[I]f our construction of the government's duty to rule impartially enshrined in the equal protection clause had been based on contemporary understandings at the time the Fourteenth Amendment was adopted, Thurgood Marshall would have been on the losing side in Brown v. Board of Education.

For a 91 year-old privileged white guy, he is remarkably in tune with reality. I have always loved that about him.

In his book Stevens also expounds on his views on the death penalty. He states that in his view, in an era when all states have sentences of life without parole, the only possible justification for the death penalty is retribution, i.e., the desire to see the offender suffer as his victims suffered. But as he points out, the Eighth Amendment does not permit the government to inflict suffering, thus there is no longer any acceptable reason for the death penalty. Interesting, no? Stevens also dishes about how he views the opinions written by his colleagues. When speaking of William Rehnquist's death penalty jurisprudence, he says, "I hope that some of his opinions for the Court will one day be well described by Lincoln's modest phrase [the 'world will little note, nor long remember' his words.]" In regards to Payne v. Tennessee, written by Rehnquist, Stevens' says, "My reaction to that abysmal Payne decision remains every bit as hostile today as Thurgood's was when it was announced." (Something else that Stevens did not like about Rehnquist? The gold stripes Rehnquist added to his robe after becoming chief justice.)

I also love how it is clear from this book that Stevens really, really admired Thurgood Marshall. As much as I love Stevens, no one could hold a candle to Marshall's opinions in criminal procedure cases. His dissent in Schneckloth v. Bustamonte is a personal favorite. Stevens says in his book that he is convinced that Marshall would have voted differently than his replacement, Clarence Thomas, in most if not all cases. I've always thought that Marshall must have rolled over in his grave on account of some of Thomas's votes.

I did find it interesting that in discussing Justice Thomas, Stevens focuses mainly on Thomas's opinion in United States v. Lopez. That's interesting to me because it was the only instance in my three years of law school that I remember siding with Thomas over Stevens when reading a case.

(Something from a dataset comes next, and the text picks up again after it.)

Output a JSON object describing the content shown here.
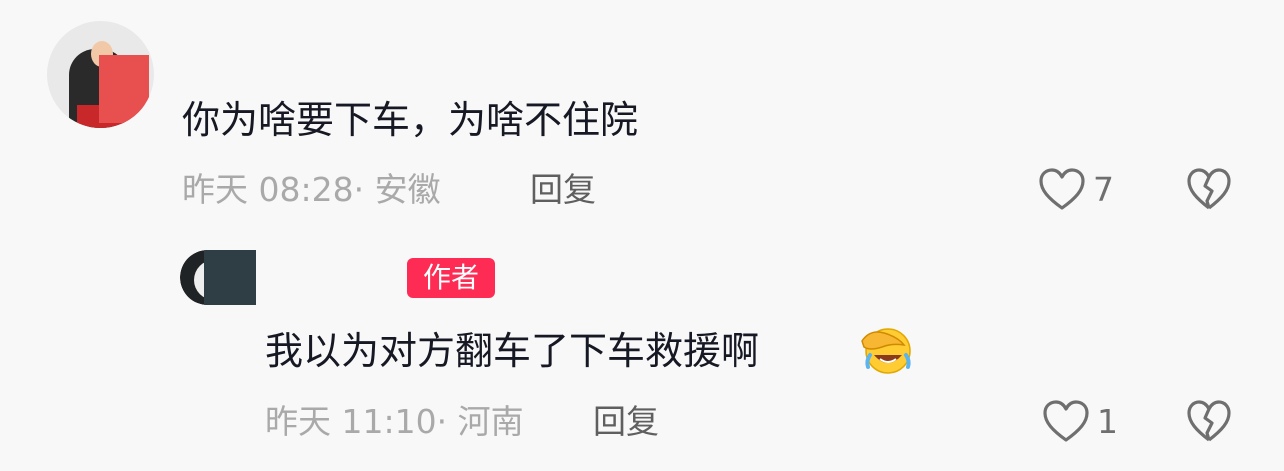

I even blogged about it on my old blog (that I've since deleted) and joked that the universe might be imploding.

Anyway, to make a long story short, I loved this book. I miss reading Stevens' opinions. This held me over.